Finally, competition for college admissions has been ratcheted up dramatically, but it is an utterly false competition powered by squeezing public resources directed to education, something to which the Trump administration and its libertarian allies are committed at a moment when a college education is crucial to successful employment. But you know who doesn’t have to worry about this problem? The children of alumni (between a quarter and a third of so-called “legacies” are admitted to top Ivies), the wealthy, and celebrities, the vast majority of whom are white students. While they are not admitted simply because they are white, these categories of applicant are sought after because their presence creates positive publicity for the university’s brand and bolsters the long term fund-raising capacity of the institution. Jared Kushner’s admission to Harvard, which was accompanied by a generous donation by his father, is often cited as an example of the Trump administration’s hypocrisy.
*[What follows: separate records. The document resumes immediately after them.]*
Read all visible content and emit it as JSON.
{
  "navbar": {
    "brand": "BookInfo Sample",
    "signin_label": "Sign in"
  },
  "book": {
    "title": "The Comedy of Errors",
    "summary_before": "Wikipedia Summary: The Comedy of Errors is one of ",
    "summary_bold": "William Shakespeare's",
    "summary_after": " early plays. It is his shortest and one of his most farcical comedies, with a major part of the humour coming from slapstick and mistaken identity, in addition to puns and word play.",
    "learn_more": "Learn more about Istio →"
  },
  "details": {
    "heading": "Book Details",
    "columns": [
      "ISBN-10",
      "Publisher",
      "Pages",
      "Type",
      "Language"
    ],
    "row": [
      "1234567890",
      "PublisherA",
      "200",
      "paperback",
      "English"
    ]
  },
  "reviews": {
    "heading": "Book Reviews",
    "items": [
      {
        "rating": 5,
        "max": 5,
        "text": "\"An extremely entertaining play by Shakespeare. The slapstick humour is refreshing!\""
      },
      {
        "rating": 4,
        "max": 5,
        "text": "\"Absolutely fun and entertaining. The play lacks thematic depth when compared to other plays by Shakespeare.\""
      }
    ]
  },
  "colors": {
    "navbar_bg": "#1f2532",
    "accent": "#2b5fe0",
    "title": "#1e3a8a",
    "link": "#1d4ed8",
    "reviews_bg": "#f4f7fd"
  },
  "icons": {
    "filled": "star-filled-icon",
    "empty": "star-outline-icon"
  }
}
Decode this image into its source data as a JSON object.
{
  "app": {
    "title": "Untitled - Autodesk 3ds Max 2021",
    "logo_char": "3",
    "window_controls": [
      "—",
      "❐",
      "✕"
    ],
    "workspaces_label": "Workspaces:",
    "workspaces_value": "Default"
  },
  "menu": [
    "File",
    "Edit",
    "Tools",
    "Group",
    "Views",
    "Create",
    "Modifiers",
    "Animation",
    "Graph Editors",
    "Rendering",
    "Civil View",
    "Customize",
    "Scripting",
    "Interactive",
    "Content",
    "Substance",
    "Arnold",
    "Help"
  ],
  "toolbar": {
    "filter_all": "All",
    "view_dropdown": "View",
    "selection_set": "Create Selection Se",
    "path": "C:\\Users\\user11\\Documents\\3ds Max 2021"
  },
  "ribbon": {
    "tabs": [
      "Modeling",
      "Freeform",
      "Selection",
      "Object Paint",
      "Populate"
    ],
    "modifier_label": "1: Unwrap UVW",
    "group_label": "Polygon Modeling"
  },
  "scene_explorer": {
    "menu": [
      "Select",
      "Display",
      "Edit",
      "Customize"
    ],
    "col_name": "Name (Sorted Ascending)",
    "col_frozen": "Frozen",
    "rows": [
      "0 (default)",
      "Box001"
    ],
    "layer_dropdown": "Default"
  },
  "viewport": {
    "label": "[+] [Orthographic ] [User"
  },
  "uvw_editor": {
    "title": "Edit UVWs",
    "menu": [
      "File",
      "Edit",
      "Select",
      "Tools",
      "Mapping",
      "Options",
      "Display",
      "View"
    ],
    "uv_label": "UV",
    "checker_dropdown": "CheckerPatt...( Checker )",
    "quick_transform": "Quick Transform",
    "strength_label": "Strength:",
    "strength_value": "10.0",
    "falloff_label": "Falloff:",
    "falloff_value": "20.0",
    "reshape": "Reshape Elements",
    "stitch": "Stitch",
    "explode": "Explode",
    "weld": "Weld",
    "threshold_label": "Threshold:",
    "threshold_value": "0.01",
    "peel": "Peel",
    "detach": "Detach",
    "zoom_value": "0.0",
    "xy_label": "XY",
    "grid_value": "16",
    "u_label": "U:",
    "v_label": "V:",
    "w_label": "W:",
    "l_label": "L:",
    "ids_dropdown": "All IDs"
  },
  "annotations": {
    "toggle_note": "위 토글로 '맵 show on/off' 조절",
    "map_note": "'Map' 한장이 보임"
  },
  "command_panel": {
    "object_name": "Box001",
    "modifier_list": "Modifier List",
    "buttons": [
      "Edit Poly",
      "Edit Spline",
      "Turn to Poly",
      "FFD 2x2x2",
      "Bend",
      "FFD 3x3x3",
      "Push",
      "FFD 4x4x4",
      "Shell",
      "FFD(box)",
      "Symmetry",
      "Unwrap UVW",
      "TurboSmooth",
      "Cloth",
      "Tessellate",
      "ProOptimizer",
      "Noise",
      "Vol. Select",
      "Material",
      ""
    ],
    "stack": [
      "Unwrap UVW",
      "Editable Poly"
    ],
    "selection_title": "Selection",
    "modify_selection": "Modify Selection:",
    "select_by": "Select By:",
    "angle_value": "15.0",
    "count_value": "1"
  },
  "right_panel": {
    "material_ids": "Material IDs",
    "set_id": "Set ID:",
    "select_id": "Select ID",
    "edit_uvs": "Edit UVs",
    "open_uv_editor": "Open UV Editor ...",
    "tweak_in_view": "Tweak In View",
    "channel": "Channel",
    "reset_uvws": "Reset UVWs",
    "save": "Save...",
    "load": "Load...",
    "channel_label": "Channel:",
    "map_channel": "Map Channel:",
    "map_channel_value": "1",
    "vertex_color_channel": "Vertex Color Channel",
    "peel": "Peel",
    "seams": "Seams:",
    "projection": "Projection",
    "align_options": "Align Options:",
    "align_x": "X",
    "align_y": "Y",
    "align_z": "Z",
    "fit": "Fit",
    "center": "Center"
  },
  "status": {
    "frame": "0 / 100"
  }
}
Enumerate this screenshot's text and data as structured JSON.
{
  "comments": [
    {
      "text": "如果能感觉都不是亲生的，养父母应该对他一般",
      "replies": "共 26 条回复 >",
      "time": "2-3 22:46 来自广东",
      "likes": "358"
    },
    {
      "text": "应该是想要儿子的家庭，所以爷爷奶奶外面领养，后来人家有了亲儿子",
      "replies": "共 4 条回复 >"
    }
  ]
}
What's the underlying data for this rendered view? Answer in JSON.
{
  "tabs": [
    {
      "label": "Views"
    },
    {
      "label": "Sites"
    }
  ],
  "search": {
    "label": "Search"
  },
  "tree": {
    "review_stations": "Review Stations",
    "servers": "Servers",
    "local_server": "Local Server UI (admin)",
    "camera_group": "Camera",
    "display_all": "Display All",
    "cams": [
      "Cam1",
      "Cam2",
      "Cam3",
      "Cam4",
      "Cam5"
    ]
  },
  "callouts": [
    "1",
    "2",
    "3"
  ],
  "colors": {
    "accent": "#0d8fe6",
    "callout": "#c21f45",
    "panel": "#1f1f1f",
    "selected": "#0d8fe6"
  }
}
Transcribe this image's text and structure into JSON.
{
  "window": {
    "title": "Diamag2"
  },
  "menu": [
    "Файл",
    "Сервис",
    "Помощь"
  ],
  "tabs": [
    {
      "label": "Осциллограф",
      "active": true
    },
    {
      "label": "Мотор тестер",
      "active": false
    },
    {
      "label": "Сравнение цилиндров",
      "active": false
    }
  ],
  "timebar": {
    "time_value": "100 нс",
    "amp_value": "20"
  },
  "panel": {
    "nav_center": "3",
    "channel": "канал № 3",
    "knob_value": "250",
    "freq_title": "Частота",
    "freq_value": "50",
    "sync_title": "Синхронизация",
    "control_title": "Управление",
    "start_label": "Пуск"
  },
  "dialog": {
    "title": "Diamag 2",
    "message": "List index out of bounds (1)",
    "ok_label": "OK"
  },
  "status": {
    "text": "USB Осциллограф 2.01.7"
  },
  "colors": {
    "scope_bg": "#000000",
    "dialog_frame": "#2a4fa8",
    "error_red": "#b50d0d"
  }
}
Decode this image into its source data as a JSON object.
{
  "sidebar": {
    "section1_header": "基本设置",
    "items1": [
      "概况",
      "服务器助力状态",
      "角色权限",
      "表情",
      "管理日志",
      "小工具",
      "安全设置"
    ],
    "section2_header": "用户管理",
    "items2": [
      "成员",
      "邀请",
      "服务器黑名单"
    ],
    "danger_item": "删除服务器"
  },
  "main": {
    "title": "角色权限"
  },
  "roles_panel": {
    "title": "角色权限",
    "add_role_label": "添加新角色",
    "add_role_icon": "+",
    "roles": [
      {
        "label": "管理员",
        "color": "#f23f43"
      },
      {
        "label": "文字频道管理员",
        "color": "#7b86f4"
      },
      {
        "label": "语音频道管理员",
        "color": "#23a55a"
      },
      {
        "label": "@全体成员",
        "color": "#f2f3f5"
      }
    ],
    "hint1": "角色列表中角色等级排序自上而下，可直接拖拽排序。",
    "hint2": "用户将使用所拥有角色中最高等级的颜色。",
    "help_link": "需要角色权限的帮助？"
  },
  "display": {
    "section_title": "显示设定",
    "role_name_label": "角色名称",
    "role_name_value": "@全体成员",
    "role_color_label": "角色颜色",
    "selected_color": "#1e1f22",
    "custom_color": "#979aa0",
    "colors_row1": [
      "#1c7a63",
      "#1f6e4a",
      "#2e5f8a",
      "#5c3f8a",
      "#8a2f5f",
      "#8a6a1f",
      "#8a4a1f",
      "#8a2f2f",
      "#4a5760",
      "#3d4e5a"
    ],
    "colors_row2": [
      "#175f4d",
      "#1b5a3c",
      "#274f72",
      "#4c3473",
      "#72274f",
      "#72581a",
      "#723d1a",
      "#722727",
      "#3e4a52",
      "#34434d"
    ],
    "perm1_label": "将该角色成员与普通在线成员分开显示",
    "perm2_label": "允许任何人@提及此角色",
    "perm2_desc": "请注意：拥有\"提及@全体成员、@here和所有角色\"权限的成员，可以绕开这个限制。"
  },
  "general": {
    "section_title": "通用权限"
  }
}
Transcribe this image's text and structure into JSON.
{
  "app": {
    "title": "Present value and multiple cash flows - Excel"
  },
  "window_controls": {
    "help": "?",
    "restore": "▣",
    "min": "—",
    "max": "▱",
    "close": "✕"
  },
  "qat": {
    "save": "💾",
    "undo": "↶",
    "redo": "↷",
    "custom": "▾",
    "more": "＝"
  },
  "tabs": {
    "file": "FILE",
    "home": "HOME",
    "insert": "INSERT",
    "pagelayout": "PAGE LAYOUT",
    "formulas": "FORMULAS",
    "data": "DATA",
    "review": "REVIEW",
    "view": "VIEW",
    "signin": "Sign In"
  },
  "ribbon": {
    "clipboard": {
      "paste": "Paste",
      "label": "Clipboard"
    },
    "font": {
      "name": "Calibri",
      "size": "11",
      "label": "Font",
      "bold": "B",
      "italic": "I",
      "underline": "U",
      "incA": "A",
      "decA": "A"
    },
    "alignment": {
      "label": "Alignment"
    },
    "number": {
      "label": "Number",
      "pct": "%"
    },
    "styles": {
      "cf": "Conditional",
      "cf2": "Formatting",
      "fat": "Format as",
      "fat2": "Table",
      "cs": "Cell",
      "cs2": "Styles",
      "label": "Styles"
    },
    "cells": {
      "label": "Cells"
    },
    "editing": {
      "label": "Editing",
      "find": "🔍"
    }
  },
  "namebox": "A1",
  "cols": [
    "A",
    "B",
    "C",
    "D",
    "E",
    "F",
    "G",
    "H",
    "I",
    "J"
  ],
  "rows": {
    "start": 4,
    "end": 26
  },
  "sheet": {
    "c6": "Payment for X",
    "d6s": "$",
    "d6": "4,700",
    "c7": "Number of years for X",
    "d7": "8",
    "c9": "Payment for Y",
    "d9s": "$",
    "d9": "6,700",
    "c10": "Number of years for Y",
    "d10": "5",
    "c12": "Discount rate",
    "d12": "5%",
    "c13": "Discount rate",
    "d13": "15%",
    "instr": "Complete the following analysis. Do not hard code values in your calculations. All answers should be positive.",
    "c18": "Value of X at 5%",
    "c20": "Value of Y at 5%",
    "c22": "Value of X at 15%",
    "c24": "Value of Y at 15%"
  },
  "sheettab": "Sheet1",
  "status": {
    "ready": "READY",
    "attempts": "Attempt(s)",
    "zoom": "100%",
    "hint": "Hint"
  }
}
But what is rarely noted is that this is a less common form of admissions preference than the long term cultivation of family giving: wooing multiple generations of the same family to a private university is an important piece of the fund raising puzzle. Although shifts in admissions policies that have expanded the diversity of the alumni base will change this, the majority of applicants who have access to such a preference will continue to be white for decades to come. And, barring change, it will still be a class preference: indeed, it is well known in the murky world of liberal arts college admissions, that institutions need to fill x number of seats with so-called “full payers” in order to support the generous financial aid policies that make such institutions affordable for middle class students of any race.

Fighting these lawsuits will take up valuable resources that might otherwise be used for education — but like everything else about the Trump agenda, and the long-term attack on higher education by the libertarian arm of the conservative movement, the biggest damage is in distracting us from the real conversation: how to expand and restore access to excellence in higher education, not force students to compete for diminished resources.

This is the conversation we need to have.

Claire Potter is Executive Editor of Public Seminar and Professor of History at The New School. You can follow her @TenuredRadical.